> [What this task involves] Search the data for the string "member", and report each line where it is found.

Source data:

Segment Open

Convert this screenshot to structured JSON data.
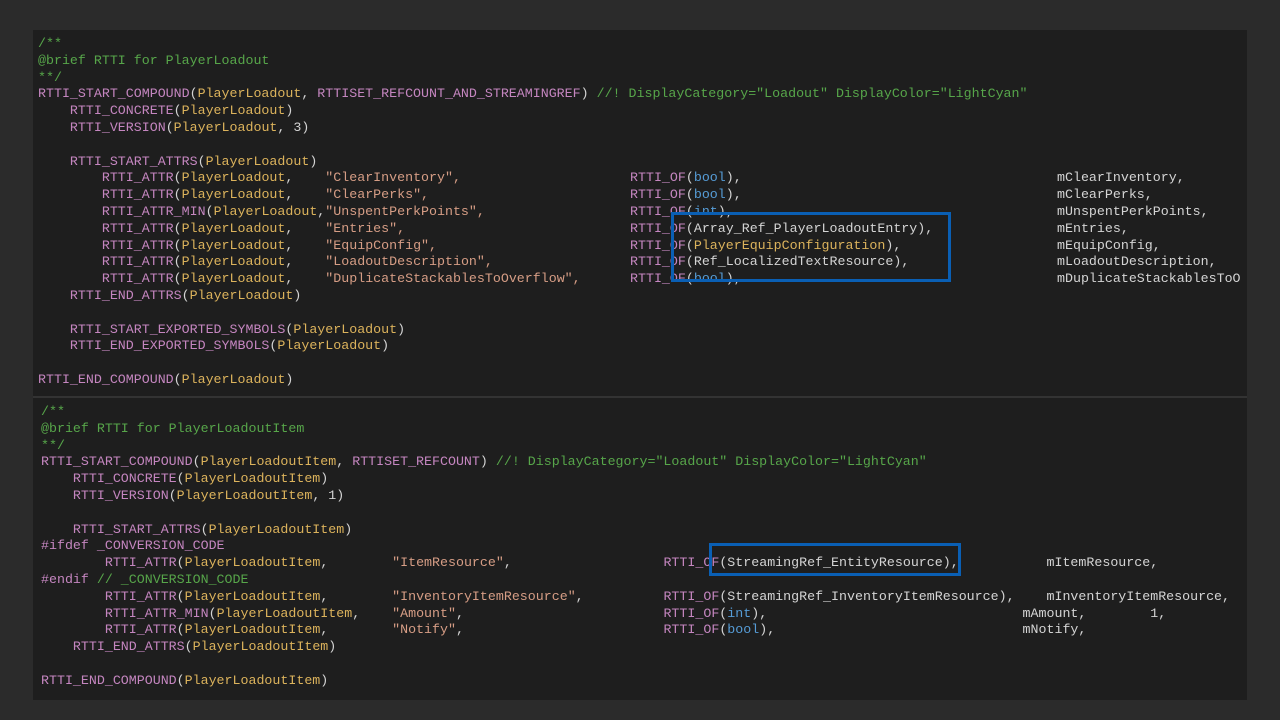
{
  "panel1": {
    "l1": "/**",
    "l2": "@brief RTTI for PlayerLoadout",
    "l3": "**/",
    "l4": [
      {
        "c": "m",
        "t": "RTTI_START_COMPOUND"
      },
      {
        "c": "p",
        "t": "("
      },
      {
        "c": "t",
        "t": "PlayerLoadout"
      },
      {
        "c": "p",
        "t": ", "
      },
      {
        "c": "m",
        "t": "RTTISET_REFCOUNT_AND_STREAMINGREF"
      },
      {
        "c": "p",
        "t": ") "
      },
      {
        "c": "c",
        "t": "//! DisplayCategory=\"Loadout\" DisplayColor=\"LightCyan\""
      }
    ],
    "l5": [
      {
        "c": "p",
        "t": "    "
      },
      {
        "c": "m",
        "t": "RTTI_CONCRETE"
      },
      {
        "c": "p",
        "t": "("
      },
      {
        "c": "t",
        "t": "PlayerLoadout"
      },
      {
        "c": "p",
        "t": ")"
      }
    ],
    "l6": [
      {
        "c": "p",
        "t": "    "
      },
      {
        "c": "m",
        "t": "RTTI_VERSION"
      },
      {
        "c": "p",
        "t": "("
      },
      {
        "c": "t",
        "t": "PlayerLoadout"
      },
      {
        "c": "p",
        "t": ", 3)"
      }
    ],
    "l8": [
      {
        "c": "p",
        "t": "    "
      },
      {
        "c": "m",
        "t": "RTTI_START_ATTRS"
      },
      {
        "c": "p",
        "t": "("
      },
      {
        "c": "t",
        "t": "PlayerLoadout"
      },
      {
        "c": "p",
        "t": ")"
      }
    ],
    "rows": [
      {
        "macro": "RTTI_ATTR",
        "cls": "PlayerLoadout",
        "sep": ",    ",
        "name": "\"ClearInventory\",",
        "ofpre": "RTTI_OF",
        "type": "bool",
        "typecls": "k",
        "tail": "),",
        "member": "mClearInventory,"
      },
      {
        "macro": "RTTI_ATTR",
        "cls": "PlayerLoadout",
        "sep": ",    ",
        "name": "\"ClearPerks\",",
        "ofpre": "RTTI_OF",
        "type": "bool",
        "typecls": "k",
        "tail": "),",
        "member": "mClearPerks,"
      },
      {
        "macro": "RTTI_ATTR_MIN",
        "cls": "PlayerLoadout",
        "sep": ",",
        "name": "\"UnspentPerkPoints\",",
        "ofpre": "RTTI_OF",
        "type": "int",
        "typecls": "k",
        "tail": "),",
        "member": "mUnspentPerkPoints,"
      },
      {
        "macro": "RTTI_ATTR",
        "cls": "PlayerLoadout",
        "sep": ",    ",
        "name": "\"Entries\",",
        "ofpre": "RTTI_OF",
        "type": "Array_Ref_PlayerLoadoutEntry",
        "typecls": "n",
        "tail": "),",
        "member": "mEntries,"
      },
      {
        "macro": "RTTI_ATTR",
        "cls": "PlayerLoadout",
        "sep": ",    ",
        "name": "\"EquipConfig\",",
        "ofpre": "RTTI_OF",
        "type": "PlayerEquipConfiguration",
        "typecls": "t",
        "tail": "),",
        "member": "mEquipConfig,"
      },
      {
        "macro": "RTTI_ATTR",
        "cls": "PlayerLoadout",
        "sep": ",    ",
        "name": "\"LoadoutDescription\",",
        "ofpre": "RTTI_OF",
        "type": "Ref_LocalizedTextResource",
        "typecls": "n",
        "tail": "),",
        "member": "mLoadoutDescription,"
      },
      {
        "macro": "RTTI_ATTR",
        "cls": "PlayerLoadout",
        "sep": ",    ",
        "name": "\"DuplicateStackablesToOverflow\",",
        "ofpre": "RTTI_OF",
        "type": "bool",
        "typecls": "k",
        "tail": "),",
        "member": "mDuplicateStackablesToO"
      }
    ],
    "l16": [
      {
        "c": "p",
        "t": "    "
      },
      {
        "c": "m",
        "t": "RTTI_END_ATTRS"
      },
      {
        "c": "p",
        "t": "("
      },
      {
        "c": "t",
        "t": "PlayerLoadout"
      },
      {
        "c": "p",
        "t": ")"
      }
    ],
    "l18": [
      {
        "c": "p",
        "t": "    "
      },
      {
        "c": "m",
        "t": "RTTI_START_EXPORTED_SYMBOLS"
      },
      {
        "c": "p",
        "t": "("
      },
      {
        "c": "t",
        "t": "PlayerLoadout"
      },
      {
        "c": "p",
        "t": ")"
      }
    ],
    "l19": [
      {
        "c": "p",
        "t": "    "
      },
      {
        "c": "m",
        "t": "RTTI_END_EXPORTED_SYMBOLS"
      },
      {
        "c": "p",
        "t": "("
      },
      {
        "c": "t",
        "t": "PlayerLoadout"
      },
      {
        "c": "p",
        "t": ")"
      }
    ],
    "l21": [
      {
        "c": "m",
        "t": "RTTI_END_COMPOUND"
      },
      {
        "c": "p",
        "t": "("
      },
      {
        "c": "t",
        "t": "PlayerLoadout"
      },
      {
        "c": "p",
        "t": ")"
      }
    ]
  },
  "panel2": {
    "l1": "/**",
    "l2": "@brief RTTI for PlayerLoadoutItem",
    "l3": "**/",
    "l4": [
      {
        "c": "m",
        "t": "RTTI_START_COMPOUND"
      },
      {
        "c": "p",
        "t": "("
      },
      {
        "c": "t",
        "t": "PlayerLoadoutItem"
      },
      {
        "c": "p",
        "t": ", "
      },
      {
        "c": "m",
        "t": "RTTISET_REFCOUNT"
      },
      {
        "c": "p",
        "t": ") "
      },
      {
        "c": "c",
        "t": "//! DisplayCategory=\"Loadout\" DisplayColor=\"LightCyan\""
      }
    ],
    "l5": [
      {
        "c": "p",
        "t": "    "
      },
      {
        "c": "m",
        "t": "RTTI_CONCRETE"
      },
      {
        "c": "p",
        "t": "("
      },
      {
        "c": "t",
        "t": "PlayerLoadoutItem"
      },
      {
        "c": "p",
        "t": ")"
      }
    ],
    "l6": [
      {
        "c": "p",
        "t": "    "
      },
      {
        "c": "m",
        "t": "RTTI_VERSION"
      },
      {
        "c": "p",
        "t": "("
      },
      {
        "c": "t",
        "t": "PlayerLoadoutItem"
      },
      {
        "c": "p",
        "t": ", 1)"
      }
    ],
    "l8": [
      {
        "c": "p",
        "t": "    "
      },
      {
        "c": "m",
        "t": "RTTI_START_ATTRS"
      },
      {
        "c": "p",
        "t": "("
      },
      {
        "c": "t",
        "t": "PlayerLoadoutItem"
      },
      {
        "c": "p",
        "t": ")"
      }
    ],
    "l9": [
      {
        "c": "m",
        "t": "#ifdef "
      },
      {
        "c": "m",
        "t": "_CONVERSION_CODE"
      }
    ],
    "l10": [
      {
        "c": "p",
        "t": "        "
      },
      {
        "c": "m",
        "t": "RTTI_ATTR"
      },
      {
        "c": "p",
        "t": "("
      },
      {
        "c": "t",
        "t": "PlayerLoadoutItem"
      },
      {
        "c": "p",
        "t": ",        "
      },
      {
        "c": "s",
        "t": "\"ItemResource\""
      },
      {
        "c": "p",
        "t": ",                   "
      },
      {
        "c": "m",
        "t": "RTTI_OF"
      },
      {
        "c": "p",
        "t": "(StreamingRef_EntityResource),           "
      },
      {
        "c": "n",
        "t": "mItemResource,"
      }
    ],
    "l11": [
      {
        "c": "m",
        "t": "#endif "
      },
      {
        "c": "c",
        "t": "// _CONVERSION_CODE"
      }
    ],
    "l12": [
      {
        "c": "p",
        "t": "        "
      },
      {
        "c": "m",
        "t": "RTTI_ATTR"
      },
      {
        "c": "p",
        "t": "("
      },
      {
        "c": "t",
        "t": "PlayerLoadoutItem"
      },
      {
        "c": "p",
        "t": ",        "
      },
      {
        "c": "s",
        "t": "\"InventoryItemResource\""
      },
      {
        "c": "p",
        "t": ",          "
      },
      {
        "c": "m",
        "t": "RTTI_OF"
      },
      {
        "c": "p",
        "t": "(StreamingRef_InventoryItemResource),    "
      },
      {
        "c": "n",
        "t": "mInventoryItemResource,"
      }
    ],
    "l13": [
      {
        "c": "p",
        "t": "        "
      },
      {
        "c": "m",
        "t": "RTTI_ATTR_MIN"
      },
      {
        "c": "p",
        "t": "("
      },
      {
        "c": "t",
        "t": "PlayerLoadoutItem"
      },
      {
        "c": "p",
        "t": ",    "
      },
      {
        "c": "s",
        "t": "\"Amount\""
      },
      {
        "c": "p",
        "t": ",                         "
      },
      {
        "c": "m",
        "t": "RTTI_OF"
      },
      {
        "c": "p",
        "t": "("
      },
      {
        "c": "k",
        "t": "int"
      },
      {
        "c": "p",
        "t": "),                                "
      },
      {
        "c": "n",
        "t": "mAmount,        1,"
      }
    ],
    "l14": [
      {
        "c": "p",
        "t": "        "
      },
      {
        "c": "m",
        "t": "RTTI_ATTR"
      },
      {
        "c": "p",
        "t": "("
      },
      {
        "c": "t",
        "t": "PlayerLoadoutItem"
      },
      {
        "c": "p",
        "t": ",        "
      },
      {
        "c": "s",
        "t": "\"Notify\""
      },
      {
        "c": "p",
        "t": ",                         "
      },
      {
        "c": "m",
        "t": "RTTI_OF"
      },
      {
        "c": "p",
        "t": "("
      },
      {
        "c": "k",
        "t": "bool"
      },
      {
        "c": "p",
        "t": "),                               "
      },
      {
        "c": "n",
        "t": "mNotify,"
      }
    ],
    "l15": [
      {
        "c": "p",
        "t": "    "
      },
      {
        "c": "m",
        "t": "RTTI_END_ATTRS"
      },
      {
        "c": "p",
        "t": "("
      },
      {
        "c": "t",
        "t": "PlayerLoadoutItem"
      },
      {
        "c": "p",
        "t": ")"
      }
    ],
    "l17": [
      {
        "c": "m",
        "t": "RTTI_END_COMPOUND"
      },
      {
        "c": "p",
        "t": "("
      },
      {
        "c": "t",
        "t": "PlayerLoadoutItem"
      },
      {
        "c": "p",
        "t": ")"
      }
    ]
  },
  "colors": {
    "highlight": "#0a5fb4",
    "comment": "#57a64a",
    "macro": "#c586c0",
    "typename": "#dcb35c",
    "string": "#d69d85",
    "keyword": "#569cd6"
  }
}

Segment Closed

> [The completed task]
        "member": "mClearInventory,"
        "member": "mClearPerks,"
        "member": "mUnspentPerkPoints,"
        "member": "mEntries,"
        "member": "mEquipConfig,"
        "member": "mLoadoutDescription,"
        "member": "mDuplicateStackablesToO"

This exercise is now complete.